ATIS-BangOlufsen4

We’ve owned speakers in the past, but it’s no surprise that the only sound pumped from them would be the agonising warble of Amelia’s favourite poptastic girl band, or of Penny’s too-happy-to-handle nursery rhymes, so I’d resigned myself to daily life without a soundtrack. It was better for my ears that way. So, when three Bang & Olufsen speakers arrived at my door, all with the ability to play the same song simultaneously throughout my home, or better still, play different songs in each room, my love for music was restored.

Wanting to get the best from my new products, I did the unimaginable, and read the instructions (a real rarity in this house). Once I’d downloaded the BeoMusic app, I was able to have complete control over the M5 speaker, even when it was hidden in Amelia’s room *enter an evil laugh*. So, when she starts blaring her favourite song throughout the house, I jump onto the app and turn it down to a more desirable volume, eliminating the need to scream (or worse, run) up the stairs to tell her to ‘turn it down’. And although I’m finally being able to listen to any song, radio, or podcast that I wish, if I need any additional entertainment, it’s always great fun to skip her track just as she’s about to go for the high note. Not only is this hilarious, and payback for all the years she’s restricted my music, it’s also saving my ears from the torture.

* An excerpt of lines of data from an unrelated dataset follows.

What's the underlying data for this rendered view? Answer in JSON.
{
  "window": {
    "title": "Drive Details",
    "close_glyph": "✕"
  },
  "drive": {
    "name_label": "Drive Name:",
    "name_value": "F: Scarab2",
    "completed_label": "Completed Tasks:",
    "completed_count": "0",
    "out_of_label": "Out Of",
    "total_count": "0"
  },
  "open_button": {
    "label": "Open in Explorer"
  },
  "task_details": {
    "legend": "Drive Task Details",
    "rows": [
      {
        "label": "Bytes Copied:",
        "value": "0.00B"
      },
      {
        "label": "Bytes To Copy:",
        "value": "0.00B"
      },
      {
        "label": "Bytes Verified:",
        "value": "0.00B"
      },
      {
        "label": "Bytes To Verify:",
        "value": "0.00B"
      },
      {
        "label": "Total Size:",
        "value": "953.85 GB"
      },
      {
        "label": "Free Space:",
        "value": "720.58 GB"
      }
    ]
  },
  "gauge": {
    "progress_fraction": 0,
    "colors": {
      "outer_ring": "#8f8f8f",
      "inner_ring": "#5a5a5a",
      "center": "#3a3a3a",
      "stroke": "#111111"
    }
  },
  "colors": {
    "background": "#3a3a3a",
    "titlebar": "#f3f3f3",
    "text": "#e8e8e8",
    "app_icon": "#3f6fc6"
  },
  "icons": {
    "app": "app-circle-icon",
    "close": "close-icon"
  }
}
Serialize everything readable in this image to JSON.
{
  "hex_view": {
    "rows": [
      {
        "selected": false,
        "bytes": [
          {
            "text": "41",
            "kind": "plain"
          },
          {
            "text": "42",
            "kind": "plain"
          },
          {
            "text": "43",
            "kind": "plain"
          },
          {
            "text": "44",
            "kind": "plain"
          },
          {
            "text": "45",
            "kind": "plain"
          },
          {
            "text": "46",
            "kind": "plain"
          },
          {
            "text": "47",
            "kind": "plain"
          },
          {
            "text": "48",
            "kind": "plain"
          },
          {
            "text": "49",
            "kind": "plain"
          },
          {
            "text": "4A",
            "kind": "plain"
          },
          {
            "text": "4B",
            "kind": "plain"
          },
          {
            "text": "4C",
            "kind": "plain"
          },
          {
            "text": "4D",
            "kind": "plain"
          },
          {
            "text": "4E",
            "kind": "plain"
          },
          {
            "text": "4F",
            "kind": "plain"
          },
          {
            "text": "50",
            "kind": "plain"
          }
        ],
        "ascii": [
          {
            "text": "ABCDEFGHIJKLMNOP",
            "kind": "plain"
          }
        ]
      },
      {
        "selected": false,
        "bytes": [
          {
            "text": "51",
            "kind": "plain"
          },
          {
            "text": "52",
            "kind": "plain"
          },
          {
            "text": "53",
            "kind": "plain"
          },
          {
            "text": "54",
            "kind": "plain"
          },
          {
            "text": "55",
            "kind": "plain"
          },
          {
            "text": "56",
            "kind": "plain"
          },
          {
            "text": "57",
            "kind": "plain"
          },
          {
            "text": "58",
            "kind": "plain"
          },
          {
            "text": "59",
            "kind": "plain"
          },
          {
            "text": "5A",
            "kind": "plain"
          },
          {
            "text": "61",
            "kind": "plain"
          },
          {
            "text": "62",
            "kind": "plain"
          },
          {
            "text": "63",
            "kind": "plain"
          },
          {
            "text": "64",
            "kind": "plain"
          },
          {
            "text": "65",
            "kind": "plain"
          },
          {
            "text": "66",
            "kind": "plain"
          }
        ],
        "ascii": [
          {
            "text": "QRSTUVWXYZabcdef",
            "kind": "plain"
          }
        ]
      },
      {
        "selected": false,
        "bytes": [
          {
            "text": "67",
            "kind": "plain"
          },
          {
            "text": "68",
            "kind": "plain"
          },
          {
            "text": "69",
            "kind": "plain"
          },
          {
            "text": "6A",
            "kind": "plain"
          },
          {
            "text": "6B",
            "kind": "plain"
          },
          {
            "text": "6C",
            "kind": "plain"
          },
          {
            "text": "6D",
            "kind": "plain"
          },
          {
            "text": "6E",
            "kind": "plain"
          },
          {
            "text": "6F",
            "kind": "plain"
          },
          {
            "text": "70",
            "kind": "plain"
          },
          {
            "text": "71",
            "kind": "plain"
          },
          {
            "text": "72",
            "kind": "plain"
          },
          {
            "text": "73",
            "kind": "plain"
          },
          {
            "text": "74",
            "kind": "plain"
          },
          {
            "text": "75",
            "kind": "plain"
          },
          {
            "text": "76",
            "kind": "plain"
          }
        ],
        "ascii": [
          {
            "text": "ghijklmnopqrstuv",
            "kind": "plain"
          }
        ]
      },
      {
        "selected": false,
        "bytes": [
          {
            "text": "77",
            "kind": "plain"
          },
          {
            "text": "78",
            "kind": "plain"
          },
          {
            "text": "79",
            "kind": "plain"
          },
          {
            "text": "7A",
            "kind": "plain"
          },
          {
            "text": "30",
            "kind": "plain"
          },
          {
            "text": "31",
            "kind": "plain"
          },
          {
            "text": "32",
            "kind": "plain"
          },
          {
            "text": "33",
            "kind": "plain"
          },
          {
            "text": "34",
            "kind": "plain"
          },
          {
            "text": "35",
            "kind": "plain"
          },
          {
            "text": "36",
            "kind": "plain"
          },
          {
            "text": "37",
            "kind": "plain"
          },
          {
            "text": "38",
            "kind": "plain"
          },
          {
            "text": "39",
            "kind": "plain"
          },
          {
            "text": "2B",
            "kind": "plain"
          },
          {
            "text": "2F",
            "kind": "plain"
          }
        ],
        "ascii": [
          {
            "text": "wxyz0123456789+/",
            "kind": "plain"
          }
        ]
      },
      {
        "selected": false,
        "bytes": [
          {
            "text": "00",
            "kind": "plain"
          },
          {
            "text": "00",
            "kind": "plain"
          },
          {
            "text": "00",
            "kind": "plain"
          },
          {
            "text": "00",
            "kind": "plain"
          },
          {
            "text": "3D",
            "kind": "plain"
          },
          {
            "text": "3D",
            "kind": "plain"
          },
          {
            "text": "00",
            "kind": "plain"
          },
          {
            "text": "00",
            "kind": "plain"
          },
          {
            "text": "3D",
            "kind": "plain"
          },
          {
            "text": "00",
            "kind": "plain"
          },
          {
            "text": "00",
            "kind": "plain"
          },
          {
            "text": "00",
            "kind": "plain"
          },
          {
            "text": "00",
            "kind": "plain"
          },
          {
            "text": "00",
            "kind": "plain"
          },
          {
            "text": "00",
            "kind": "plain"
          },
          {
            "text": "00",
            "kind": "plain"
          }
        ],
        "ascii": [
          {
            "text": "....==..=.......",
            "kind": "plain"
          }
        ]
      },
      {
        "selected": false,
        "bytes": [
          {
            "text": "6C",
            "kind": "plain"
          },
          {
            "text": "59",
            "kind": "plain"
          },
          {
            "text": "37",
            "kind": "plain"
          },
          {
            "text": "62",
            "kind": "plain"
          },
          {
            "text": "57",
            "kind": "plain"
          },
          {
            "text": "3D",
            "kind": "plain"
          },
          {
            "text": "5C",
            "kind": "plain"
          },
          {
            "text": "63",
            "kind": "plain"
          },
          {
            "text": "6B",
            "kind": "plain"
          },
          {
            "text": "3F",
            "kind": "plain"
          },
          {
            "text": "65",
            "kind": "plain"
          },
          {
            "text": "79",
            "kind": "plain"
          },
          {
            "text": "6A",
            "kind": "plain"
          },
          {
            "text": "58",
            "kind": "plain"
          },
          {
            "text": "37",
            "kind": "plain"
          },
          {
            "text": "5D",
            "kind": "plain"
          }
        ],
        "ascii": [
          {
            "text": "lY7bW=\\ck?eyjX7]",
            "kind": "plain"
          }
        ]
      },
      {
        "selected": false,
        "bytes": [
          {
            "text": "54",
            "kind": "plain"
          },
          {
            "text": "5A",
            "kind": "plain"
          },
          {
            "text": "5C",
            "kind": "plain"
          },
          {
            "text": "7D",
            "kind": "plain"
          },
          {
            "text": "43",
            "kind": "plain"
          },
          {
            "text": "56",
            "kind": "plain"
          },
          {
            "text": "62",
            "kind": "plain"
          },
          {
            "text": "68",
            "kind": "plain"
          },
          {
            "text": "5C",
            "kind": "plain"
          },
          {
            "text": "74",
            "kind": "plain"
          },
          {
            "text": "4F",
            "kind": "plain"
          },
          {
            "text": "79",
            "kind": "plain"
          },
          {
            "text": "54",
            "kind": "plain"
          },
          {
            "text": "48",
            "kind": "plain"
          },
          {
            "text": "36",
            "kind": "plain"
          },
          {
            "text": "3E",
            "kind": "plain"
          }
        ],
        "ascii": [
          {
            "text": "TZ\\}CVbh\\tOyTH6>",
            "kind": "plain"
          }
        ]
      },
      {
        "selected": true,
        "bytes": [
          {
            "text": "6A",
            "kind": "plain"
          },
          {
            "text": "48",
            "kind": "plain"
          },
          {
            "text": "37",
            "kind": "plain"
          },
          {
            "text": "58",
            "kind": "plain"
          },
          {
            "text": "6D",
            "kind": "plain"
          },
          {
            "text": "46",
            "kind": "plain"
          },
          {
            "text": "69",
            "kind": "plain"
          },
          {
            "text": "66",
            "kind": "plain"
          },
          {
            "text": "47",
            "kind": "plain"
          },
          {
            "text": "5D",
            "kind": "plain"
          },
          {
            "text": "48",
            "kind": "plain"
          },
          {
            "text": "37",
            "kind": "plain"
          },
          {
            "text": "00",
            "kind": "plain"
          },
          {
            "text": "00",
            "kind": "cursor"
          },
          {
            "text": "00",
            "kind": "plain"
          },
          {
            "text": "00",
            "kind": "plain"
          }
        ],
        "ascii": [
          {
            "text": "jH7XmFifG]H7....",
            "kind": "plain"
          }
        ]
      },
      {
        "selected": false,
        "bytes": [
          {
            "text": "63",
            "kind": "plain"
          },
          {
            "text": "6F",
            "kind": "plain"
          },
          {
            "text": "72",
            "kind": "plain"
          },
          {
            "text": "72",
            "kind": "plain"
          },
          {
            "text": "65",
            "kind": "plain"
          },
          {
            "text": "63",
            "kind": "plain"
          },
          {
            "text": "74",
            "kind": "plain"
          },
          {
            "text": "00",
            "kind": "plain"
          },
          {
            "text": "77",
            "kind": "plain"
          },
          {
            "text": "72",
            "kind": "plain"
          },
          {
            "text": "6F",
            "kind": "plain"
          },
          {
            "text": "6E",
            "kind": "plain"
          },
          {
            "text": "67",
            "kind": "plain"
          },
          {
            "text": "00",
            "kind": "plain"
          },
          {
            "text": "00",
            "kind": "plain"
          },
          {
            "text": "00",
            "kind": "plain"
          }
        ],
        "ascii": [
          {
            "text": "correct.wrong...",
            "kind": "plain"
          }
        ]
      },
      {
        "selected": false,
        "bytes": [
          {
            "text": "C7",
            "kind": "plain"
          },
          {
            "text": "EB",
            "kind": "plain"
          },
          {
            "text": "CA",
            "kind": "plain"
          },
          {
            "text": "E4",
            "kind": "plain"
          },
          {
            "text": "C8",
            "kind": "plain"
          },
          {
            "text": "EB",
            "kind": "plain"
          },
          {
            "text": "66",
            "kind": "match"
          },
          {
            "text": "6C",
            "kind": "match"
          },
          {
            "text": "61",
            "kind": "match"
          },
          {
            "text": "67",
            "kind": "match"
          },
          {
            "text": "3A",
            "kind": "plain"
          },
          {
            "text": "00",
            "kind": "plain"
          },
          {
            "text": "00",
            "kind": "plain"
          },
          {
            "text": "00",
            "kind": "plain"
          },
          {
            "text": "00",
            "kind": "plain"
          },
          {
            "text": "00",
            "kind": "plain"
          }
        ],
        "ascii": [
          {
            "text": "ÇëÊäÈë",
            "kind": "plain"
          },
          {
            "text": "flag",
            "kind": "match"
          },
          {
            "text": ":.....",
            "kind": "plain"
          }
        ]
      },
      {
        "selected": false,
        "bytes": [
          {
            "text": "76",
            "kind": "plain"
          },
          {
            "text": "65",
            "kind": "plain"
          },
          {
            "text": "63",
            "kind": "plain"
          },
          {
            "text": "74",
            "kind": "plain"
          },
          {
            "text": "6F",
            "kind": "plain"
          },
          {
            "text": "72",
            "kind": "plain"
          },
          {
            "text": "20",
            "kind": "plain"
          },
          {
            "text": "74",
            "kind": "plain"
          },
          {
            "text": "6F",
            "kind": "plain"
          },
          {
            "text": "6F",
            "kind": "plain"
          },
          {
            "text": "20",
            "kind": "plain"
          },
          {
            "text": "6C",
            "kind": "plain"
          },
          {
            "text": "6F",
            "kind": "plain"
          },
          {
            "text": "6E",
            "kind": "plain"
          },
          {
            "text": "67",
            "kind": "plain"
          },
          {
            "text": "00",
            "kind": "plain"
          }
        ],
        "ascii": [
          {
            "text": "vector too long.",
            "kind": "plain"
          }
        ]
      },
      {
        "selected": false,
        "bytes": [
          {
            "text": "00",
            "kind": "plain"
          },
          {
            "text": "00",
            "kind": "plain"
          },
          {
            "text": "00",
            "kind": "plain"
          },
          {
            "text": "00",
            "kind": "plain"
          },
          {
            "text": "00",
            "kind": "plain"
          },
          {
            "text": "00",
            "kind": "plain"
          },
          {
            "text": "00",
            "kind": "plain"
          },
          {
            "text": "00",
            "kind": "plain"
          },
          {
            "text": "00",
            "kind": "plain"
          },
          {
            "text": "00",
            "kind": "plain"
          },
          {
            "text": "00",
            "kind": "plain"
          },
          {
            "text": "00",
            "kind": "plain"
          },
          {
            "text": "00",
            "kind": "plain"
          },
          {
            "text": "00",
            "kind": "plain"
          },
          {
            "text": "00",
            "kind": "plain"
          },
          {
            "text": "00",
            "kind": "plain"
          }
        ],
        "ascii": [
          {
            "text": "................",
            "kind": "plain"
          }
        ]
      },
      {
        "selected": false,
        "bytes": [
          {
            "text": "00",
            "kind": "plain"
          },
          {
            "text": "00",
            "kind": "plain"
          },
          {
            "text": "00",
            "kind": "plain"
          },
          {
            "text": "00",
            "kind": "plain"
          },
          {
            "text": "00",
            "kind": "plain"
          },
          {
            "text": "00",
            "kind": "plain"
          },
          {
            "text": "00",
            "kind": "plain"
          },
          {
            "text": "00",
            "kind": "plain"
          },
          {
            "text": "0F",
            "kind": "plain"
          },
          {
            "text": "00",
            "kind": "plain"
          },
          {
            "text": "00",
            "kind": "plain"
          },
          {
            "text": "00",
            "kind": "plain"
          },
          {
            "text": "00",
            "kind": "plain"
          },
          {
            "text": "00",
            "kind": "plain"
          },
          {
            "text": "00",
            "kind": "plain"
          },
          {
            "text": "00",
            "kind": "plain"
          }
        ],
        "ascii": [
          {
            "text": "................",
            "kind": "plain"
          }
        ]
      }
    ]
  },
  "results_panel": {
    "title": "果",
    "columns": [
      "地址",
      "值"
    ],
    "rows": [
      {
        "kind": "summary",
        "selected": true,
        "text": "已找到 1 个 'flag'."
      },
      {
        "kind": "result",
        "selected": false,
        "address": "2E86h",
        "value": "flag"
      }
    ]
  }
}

ATIS-BangOlufsen1

The ability to play a variety of music in each room is a huge hit in our house; however, the intuitive Touch to Join feature is also a great way to carry your sound wherever you go. Each morning, once the girls have both gone to school, I begin operation ‘tidy the breakfast aftermath’ while catching up on my favourite podcasts. With the previous speakers we’ve owned, once you leave the room or move upstairs, you’d struggle to hear whatever was playing. With the Bang & Olufsen multiroom collection, you can connect all of the speakers together, so that they work harmoniously as one. This means that you can listen to the same song/podcast/or radio station on all, just by tapping the device. When I begin playing a podcast through the BeoSound1 in the kitchen, as I migrate upstairs, I tap the M5 speaker in Amelia’s room which will then play my podcast upstairs too – I never miss a sound.

ATIS-BangOlufsen3

 

*this post was sponsored by Bang & Olufsen, but all thoughts and opinions are my own.


RELATED POST

  1. Rhoda

    1 May

    I love this post! I’m so grateful that you took the time to spell out how hard motherhood is! How things are turned completely upside down in a blink. I think most people are so afraid of talking about the struggles they portray parenthood as a breeze. (!) We need more honesty and some ‘this worked for us’ doesn’t go amiss either. We are just about to hit teen years with our oldest and three with our youngest. All help gratefully received! 😄

    • Yes, we do, I agree. We love our kids, deeply, but that doesn’t mean that life as a parent isn’t hard, because it is. I sometimes think that the hard times happen more often than the not-so-hard times. I’m still trying to figure out what does work for me, but when I do, I’ll let you know as it sounds like our kids are roughly the same ages.

      Thank you for taking the time to read my post, so glad you could relate. x

  2. Jules

    4 May

    Love your wit in this! Could relate on so many levels! And I need these speakers in my life! x

Your email address will not be published. Required fields are marked *

INSTAGRAM
Follow allthatisshe